> _EXERCISE BRIEF_:
Each record should be retyped word for word.

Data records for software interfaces
+---+

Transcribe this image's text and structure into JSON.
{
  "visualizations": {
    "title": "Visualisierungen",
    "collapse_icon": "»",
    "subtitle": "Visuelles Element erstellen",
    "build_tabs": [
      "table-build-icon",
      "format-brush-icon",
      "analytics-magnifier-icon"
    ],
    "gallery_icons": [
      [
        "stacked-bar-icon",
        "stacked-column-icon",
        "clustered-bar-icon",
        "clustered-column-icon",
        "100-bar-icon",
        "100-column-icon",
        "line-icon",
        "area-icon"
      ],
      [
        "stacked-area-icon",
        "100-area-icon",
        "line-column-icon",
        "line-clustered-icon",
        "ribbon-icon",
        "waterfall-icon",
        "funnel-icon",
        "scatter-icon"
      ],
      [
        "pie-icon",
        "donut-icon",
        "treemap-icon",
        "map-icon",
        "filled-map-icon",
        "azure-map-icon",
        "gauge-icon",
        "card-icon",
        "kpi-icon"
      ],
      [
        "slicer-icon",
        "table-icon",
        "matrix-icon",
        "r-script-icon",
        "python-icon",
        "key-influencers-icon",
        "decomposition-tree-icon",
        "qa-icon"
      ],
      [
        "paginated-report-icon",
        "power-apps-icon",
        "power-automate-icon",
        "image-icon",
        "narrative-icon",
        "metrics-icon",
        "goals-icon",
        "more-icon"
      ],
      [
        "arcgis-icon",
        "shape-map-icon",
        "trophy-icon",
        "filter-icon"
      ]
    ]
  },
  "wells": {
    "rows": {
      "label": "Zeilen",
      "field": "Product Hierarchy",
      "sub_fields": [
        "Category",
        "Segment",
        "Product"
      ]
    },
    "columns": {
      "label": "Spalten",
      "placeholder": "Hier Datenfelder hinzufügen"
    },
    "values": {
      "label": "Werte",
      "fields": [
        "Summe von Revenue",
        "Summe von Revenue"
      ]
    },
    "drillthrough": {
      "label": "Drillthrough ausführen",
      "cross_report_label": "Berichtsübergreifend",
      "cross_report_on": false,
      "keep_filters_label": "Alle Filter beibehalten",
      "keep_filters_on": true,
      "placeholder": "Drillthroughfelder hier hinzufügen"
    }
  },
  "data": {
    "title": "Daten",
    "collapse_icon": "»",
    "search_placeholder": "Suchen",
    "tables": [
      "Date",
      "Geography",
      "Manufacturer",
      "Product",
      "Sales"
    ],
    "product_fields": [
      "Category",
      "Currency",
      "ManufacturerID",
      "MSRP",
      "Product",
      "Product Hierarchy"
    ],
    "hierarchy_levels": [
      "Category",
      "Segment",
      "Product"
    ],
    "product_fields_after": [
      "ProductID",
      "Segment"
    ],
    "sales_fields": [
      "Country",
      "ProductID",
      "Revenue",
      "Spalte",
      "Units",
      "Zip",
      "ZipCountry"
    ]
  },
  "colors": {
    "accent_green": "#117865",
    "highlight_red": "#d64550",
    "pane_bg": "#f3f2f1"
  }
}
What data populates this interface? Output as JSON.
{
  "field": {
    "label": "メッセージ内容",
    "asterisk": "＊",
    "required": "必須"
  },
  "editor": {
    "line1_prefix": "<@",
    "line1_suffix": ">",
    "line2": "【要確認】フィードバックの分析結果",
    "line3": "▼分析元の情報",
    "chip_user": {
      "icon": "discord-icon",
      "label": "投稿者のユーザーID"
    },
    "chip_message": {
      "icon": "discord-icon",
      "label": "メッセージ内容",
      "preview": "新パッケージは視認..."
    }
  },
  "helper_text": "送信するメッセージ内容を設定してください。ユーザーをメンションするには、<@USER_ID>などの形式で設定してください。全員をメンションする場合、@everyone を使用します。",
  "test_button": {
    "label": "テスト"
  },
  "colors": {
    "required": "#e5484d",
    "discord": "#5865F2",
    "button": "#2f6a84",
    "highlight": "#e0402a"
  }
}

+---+

> _RESPONSE TO THIS TASK_:
Transcribe this image's text and structure into JSON.
{
  "visualizations": {
    "title": "Visualisierungen",
    "collapse_icon": "»",
    "subtitle": "Visuelles Element erstellen",
    "build_tabs": [
      "table-build-icon",
      "format-brush-icon",
      "analytics-magnifier-icon"
    ],
    "gallery_icons": [
      [
        "stacked-bar-icon",
        "stacked-column-icon",
        "clustered-bar-icon",
        "clustered-column-icon",
        "100-bar-icon",
        "100-column-icon",
        "line-icon",
        "area-icon"
      ],
      [
        "stacked-area-icon",
        "100-area-icon",
        "line-column-icon",
        "line-clustered-icon",
        "ribbon-icon",
        "waterfall-icon",
        "funnel-icon",
        "scatter-icon"
      ],
      [
        "pie-icon",
        "donut-icon",
        "treemap-icon",
        "map-icon",
        "filled-map-icon",
        "azure-map-icon",
        "gauge-icon",
        "card-icon",
        "kpi-icon"
      ],
      [
        "slicer-icon",
        "table-icon",
        "matrix-icon",
        "r-script-icon",
        "python-icon",
        "key-influencers-icon",
        "decomposition-tree-icon",
        "qa-icon"
      ],
      [
        "paginated-report-icon",
        "power-apps-icon",
        "power-automate-icon",
        "image-icon",
        "narrative-icon",
        "metrics-icon",
        "goals-icon",
        "more-icon"
      ],
      [
        "arcgis-icon",
        "shape-map-icon",
        "trophy-icon",
        "filter-icon"
      ]
    ]
  },
  "wells": {
    "rows": {
      "label": "Zeilen",
      "field": "Product Hierarchy",
      "sub_fields": [
        "Category",
        "Segment",
        "Product"
      ]
    },
    "columns": {
      "label": "Spalten",
      "placeholder": "Hier Datenfelder hinzufügen"
    },
    "values": {
      "label": "Werte",
      "fields": [
        "Summe von Revenue",
        "Summe von Revenue"
      ]
    },
    "drillthrough": {
      "label": "Drillthrough ausführen",
      "cross_report_label": "Berichtsübergreifend",
      "cross_report_on": false,
      "keep_filters_label": "Alle Filter beibehalten",
      "keep_filters_on": true,
      "placeholder": "Drillthroughfelder hier hinzufügen"
    }
  },
  "data": {
    "title": "Daten",
    "collapse_icon": "»",
    "search_placeholder": "Suchen",
    "tables": [
      "Date",
      "Geography",
      "Manufacturer",
      "Product",
      "Sales"
    ],
    "product_fields": [
      "Category",
      "Currency",
      "ManufacturerID",
      "MSRP",
      "Product",
      "Product Hierarchy"
    ],
    "hierarchy_levels": [
      "Category",
      "Segment",
      "Product"
    ],
    "product_fields_after": [
      "ProductID",
      "Segment"
    ],
    "sales_fields": [
      "Country",
      "ProductID",
      "Revenue",
      "Spalte",
      "Units",
      "Zip",
      "ZipCountry"
    ]
  },
  "colors": {
    "accent_green": "#117865",
    "highlight_red": "#d64550",
    "pane_bg": "#f3f2f1"
  }
}
What data populates this interface? Output as JSON.
{
  "field": {
    "label": "メッセージ内容",
    "asterisk": "＊",
    "required": "必須"
  },
  "editor": {
    "line1_prefix": "<@",
    "line1_suffix": ">",
    "line2": "【要確認】フィードバックの分析結果",
    "line3": "▼分析元の情報",
    "chip_user": {
      "icon": "discord-icon",
      "label": "投稿者のユーザーID"
    },
    "chip_message": {
      "icon": "discord-icon",
      "label": "メッセージ内容",
      "preview": "新パッケージは視認..."
    }
  },
  "helper_text": "送信するメッセージ内容を設定してください。ユーザーをメンションするには、<@USER_ID>などの形式で設定してください。全員をメンションする場合、@everyone を使用します。",
  "test_button": {
    "label": "テスト"
  },
  "colors": {
    "required": "#e5484d",
    "discord": "#5865F2",
    "button": "#2f6a84",
    "highlight": "#e0402a"
  }
}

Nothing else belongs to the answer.